  • Even a program that hasn’t been as historically good as those two had success this past fall, the program in question being women’s volleyball. Behind ACC Coach of the Year Joe Sagula, ACC Player of the Year Taylor Leath, and ACC Freshman of the Year Julia Scoles, the Heels put together one of the best seasons in program history, compiling a record 19 ACC wins and making it to the Sweet 16 of the NCAA Tournament before falling to UCLA.

And thus, the standard of excellence is set right from the beginning of the year. Some say it’s “just sports,” but I don’t buy that. Sports have contextualized some of the most momentous events in modern human history. You can’t talk about the Cold War without talking about the 1980 and 1984 Olympic boycotts. You can’t talk about World War II and Nazism without talking about Jesse Owens. You can’t talk about the Civil Rights era without talking about Jackie Robinson, and in college sports, that conversation often has to include UNC’s own Dean Smith.

Sports matter to people, and being good at them gives you the ability to affect social conversations and push for social progress. Take a look at this letter, signed by, among others, a UNC athlete. Sports are something we can and do rally behind in order to more easily understand the world around us, and it’s something that UNC has done and continues to do with its unique platform. Just another way that the University and its athletics continue to be a force for good.

Anyway, then, winter/spring rolls around, and around Chapel Hill, that primarily means one thing: Basketball. We have of course covered the men’s team extensively on this site, but 27 games in, they’ve only lost five games and are coming off an absolutely dominant performance against a top-15 team. In case I need to remind you, this is coming off of a year where the team went to the national championship, and under the cloud of NCAA shenanigans kind of like those that fans of a certain semi-rival school like to claim have single-handedly continued to hamstring their program for the past 25 years.

The women’s team isn’t doing as well as they might like to be this year, especially in conference play. Nevertheless, they have a win over ranked NCSU, and still have a coach in Sylvia Hatchell who has amassed nearly 1000 wins in the NCAA without being at one of the NCAA women’s basketball traditional powers. Even though the team isn’t excellent, Coach Hatchell gives us somebody there to look up to.

And now that the spring season is starting, even more Tar Heel teams are making their presences felt. The baseball team is ranked #13 to start the season, has a projected top-5 pick in JB Bukauskas, and started the season with two wins against a strong Kentucky team. Men’s lacrosse is ranked #2 in the nation and is currently 3-0. Women’s lacrosse is #1. Men’s tennis is #5, and women’s tennis is #2. It’s like a constant onslaught of greatness.

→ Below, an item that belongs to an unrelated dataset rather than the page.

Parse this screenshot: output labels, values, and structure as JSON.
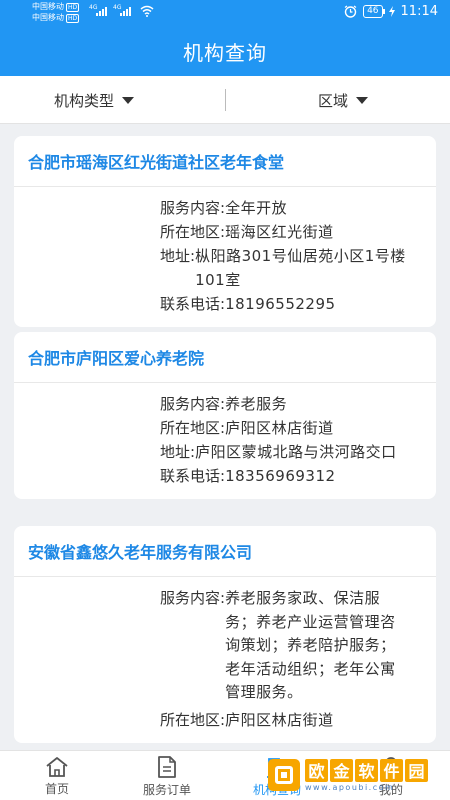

Seemingly every time I check on Tar Heel news, a new team is making positive headlines, and to be a part of that in my own small way is awe-inspiring. As a student at the University and as somebody who covers UNC sports, it’s a totally unique feeling to be able to look at my school and see it excel in so many different ways, and have so much potential material to write about. No matter the time of day or year, UNC always seems to have something to make us proud, both in sports and the larger context of the University, and because of that, it has always been, and will forever be, a Great Day to Be a Tar Heel.